Clark and his colleagues clearly would come up with different results if they had chosen to include all of the available feather data in their analysis and to give it proper relative weight.
The cladistics-only folks insist that their cladograms are the only objective means for understanding the history of life on the planet. But the results are contingent upon which characters and species are included and how they are coded and weighted. That can never be entirely objective.
Feathers are wonderfully complex structures that, as far as we know, are unique to birds. It seems to me that any analysis that seeks to find the origin of birds, but gives short shrift to feathers, is doomed to be half-assed.
[Steve Hunter’s narration above, and his (and my) recommendations below]
(all are PDF files)
Evo-Devo of feathers and scales: building complex epithelial appendages
Chuong, Chodankar, Widelitz and Jiang, Current Opinion in Genetics & Development, 2000, 10:449-456
Development and Evolution of the Amniote Integument: Current Landscape and Future Horizon
Chuong and Homberger, Journal of Experimental Zoology (MOL DEV EVOL) 298B:1-11 (2003)
Evolution of birds: ichthyosaur integumental fibers conform to dromaeosaur protofeathers
Lingham-Soliar, Naturwissenschaften, 24 July 2003
Development and Evolutionary Origin of Feathers
Prum, Journal of Experimental Zoology (MOL DEV EVOL) 285:291-306 (1999)
Four-winged dinosaurs from China
Xu, Zhou, Wang, Kuang, Zhang and Du, Nature, VOL 421, 23 January 2003

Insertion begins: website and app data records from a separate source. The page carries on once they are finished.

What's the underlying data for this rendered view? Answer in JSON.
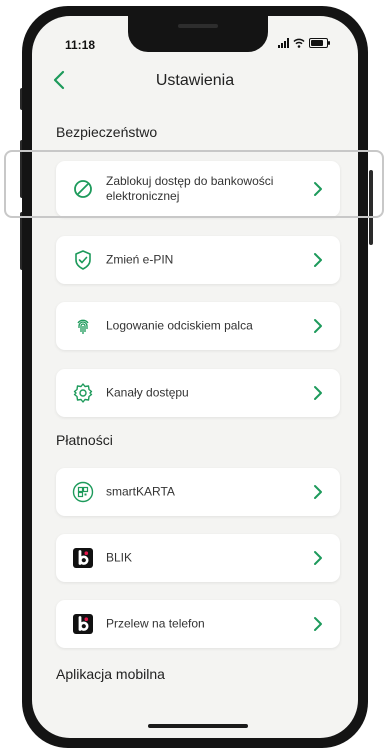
{
  "status": {
    "time": "11:18"
  },
  "header": {
    "title": "Ustawienia"
  },
  "sections": {
    "security": "Bezpieczeństwo",
    "payments": "Płatności",
    "mobile_app": "Aplikacja mobilna"
  },
  "items": {
    "block": "Zablokuj dostęp do bankowości elektronicznej",
    "change_pin": "Zmień e-PIN",
    "fingerprint": "Logowanie odciskiem palca",
    "channels": "Kanały dostępu",
    "smartkarta": "smartKARTA",
    "blik": "BLIK",
    "phone_transfer": "Przelew na telefon"
  },
  "colors": {
    "accent": "#1d9a5b",
    "background": "#f4f4f2"
  },
  "icons": {
    "block": "prohibited-icon",
    "change_pin": "shield-check-icon",
    "fingerprint": "fingerprint-icon",
    "channels": "gear-icon",
    "smartkarta": "qr-card-icon",
    "blik": "blik-logo-icon",
    "phone_transfer": "blik-logo-icon"
  }
}
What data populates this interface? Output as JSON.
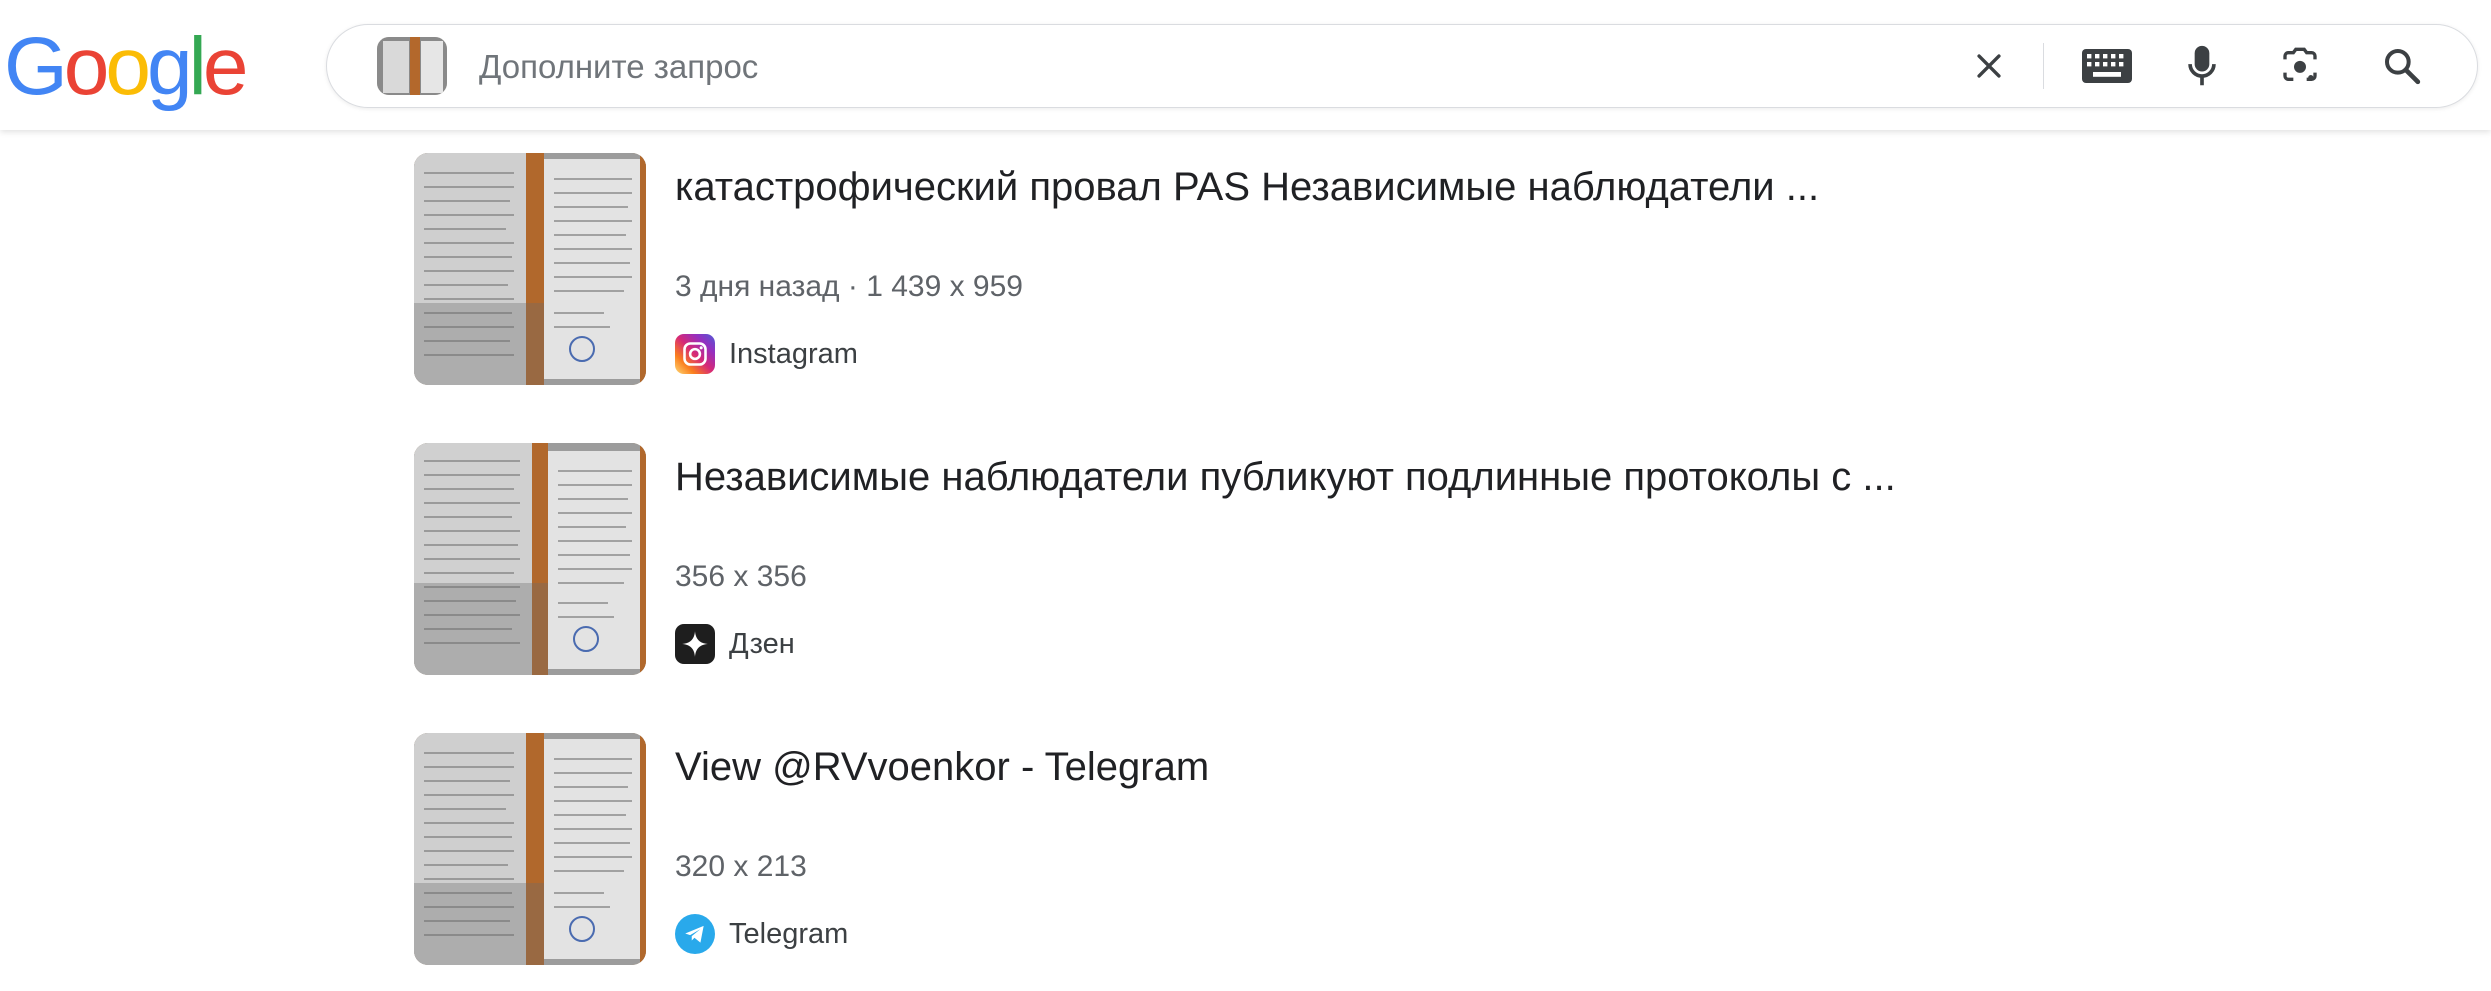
{
  "header": {
    "logo": [
      "G",
      "o",
      "o",
      "g",
      "l",
      "e"
    ],
    "logo_colors": [
      "#4285F4",
      "#EA4335",
      "#FBBC05",
      "#4285F4",
      "#34A853",
      "#EA4335"
    ],
    "search": {
      "placeholder": "Дополните запрос",
      "value": ""
    }
  },
  "icons": {
    "clear": "close-icon",
    "keyboard": "keyboard-icon",
    "voice": "microphone-icon",
    "lens": "camera-lens-icon",
    "search": "search-icon"
  },
  "results": [
    {
      "title": "катастрофический провал PAS Независимые наблюдатели ...",
      "meta": "3 дня назад · 1 439 x 959",
      "source": "Instagram",
      "source_icon": "instagram-icon"
    },
    {
      "title": "Независимые наблюдатели публикуют подлинные протоколы с ...",
      "meta": "356 x 356",
      "source": "Дзен",
      "source_icon": "dzen-icon"
    },
    {
      "title": "View @RVvoenkor - Telegram",
      "meta": "320 x 213",
      "source": "Telegram",
      "source_icon": "telegram-icon"
    }
  ]
}
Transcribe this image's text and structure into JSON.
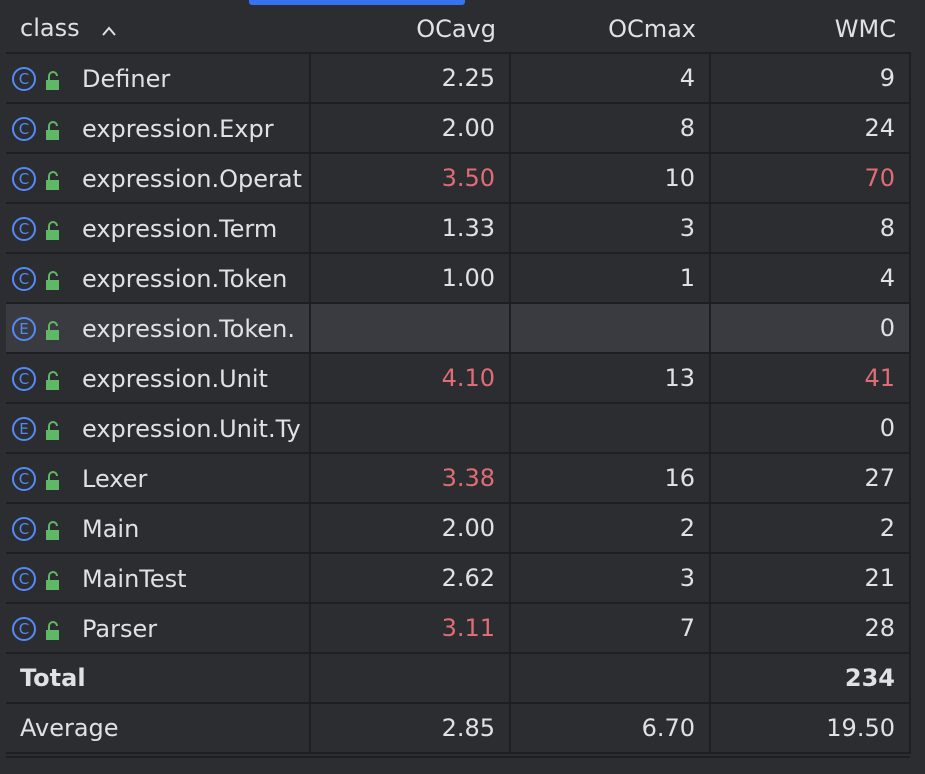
{
  "columns": {
    "class": "class",
    "ocavg": "OCavg",
    "ocmax": "OCmax",
    "wmc": "WMC"
  },
  "rows": [
    {
      "icon": "C",
      "name": "Definer",
      "ocavg": "2.25",
      "ocmax": "4",
      "wmc": "9"
    },
    {
      "icon": "C",
      "name": "expression.Expr",
      "ocavg": "2.00",
      "ocmax": "8",
      "wmc": "24"
    },
    {
      "icon": "C",
      "name": "expression.Operat",
      "ocavg": "3.50",
      "ocmax": "10",
      "wmc": "70"
    },
    {
      "icon": "C",
      "name": "expression.Term",
      "ocavg": "1.33",
      "ocmax": "3",
      "wmc": "8"
    },
    {
      "icon": "C",
      "name": "expression.Token",
      "ocavg": "1.00",
      "ocmax": "1",
      "wmc": "4"
    },
    {
      "icon": "E",
      "name": "expression.Token.",
      "ocavg": "",
      "ocmax": "",
      "wmc": "0"
    },
    {
      "icon": "C",
      "name": "expression.Unit",
      "ocavg": "4.10",
      "ocmax": "13",
      "wmc": "41"
    },
    {
      "icon": "E",
      "name": "expression.Unit.Ty",
      "ocavg": "",
      "ocmax": "",
      "wmc": "0"
    },
    {
      "icon": "C",
      "name": "Lexer",
      "ocavg": "3.38",
      "ocmax": "16",
      "wmc": "27"
    },
    {
      "icon": "C",
      "name": "Main",
      "ocavg": "2.00",
      "ocmax": "2",
      "wmc": "2"
    },
    {
      "icon": "C",
      "name": "MainTest",
      "ocavg": "2.62",
      "ocmax": "3",
      "wmc": "21"
    },
    {
      "icon": "C",
      "name": "Parser",
      "ocavg": "3.11",
      "ocmax": "7",
      "wmc": "28"
    }
  ],
  "total": {
    "label": "Total",
    "ocavg": "",
    "ocmax": "",
    "wmc": "234"
  },
  "average": {
    "label": "Average",
    "ocavg": "2.85",
    "ocmax": "6.70",
    "wmc": "19.50"
  },
  "colors": {
    "background": "#2b2d30",
    "grid": "#1e1f22",
    "text": "#dfe1e5",
    "warning": "#e06c75",
    "icon_blue": "#548af7",
    "lock_green": "#5fb865",
    "selection": "#393b40",
    "scroll_accent": "#3574f0"
  }
}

The morphogenesis of feathers
Yu, Wu, Widelitz and Chuong, Nature, VOL 420, 21 January 2002
More Reading and References:
Mesozoic Birds: Above the Heads of Dinosaurs
Chiappe and Witmer, University of California Press, 2002
The Origin and Evolution of Birds
Feduccia, Yale University Press, 1996
Nonavian Feathers in a Late Triassic Archosaur
Jones, Ruben, Martin, Kurochkin, Feduccia, Maderson, Hillenius, Geist and Alifanov, Science, 23 June 2000, VOL 288, 2202-2205
Avian Anatomy: Integument
Lucas and Stettenheim, Agricultural Handbook 362, U. S. Department of Agriculture, Washington, DC, 1972
The Origin of Birds and Their Flight
Padian and Chiappe, Scientific American, February 1998, 38-47
Origin of Feathers: Feather Beta Keratins Are Expressed in Discrete Epidermal Cell Populations of Embryonic Scutate Scales
Sawyer, Salvatore, Potylicki, French, Glenn and Knapp, Journal of Experimental Zoology (MOL DEV EVOL) 295B:12-24 (2003)
Dinosaurs: The Science behind the Stories
Scotchmoor, Breithaupt, Springer and Fiorillo, American Geological Institute, 2002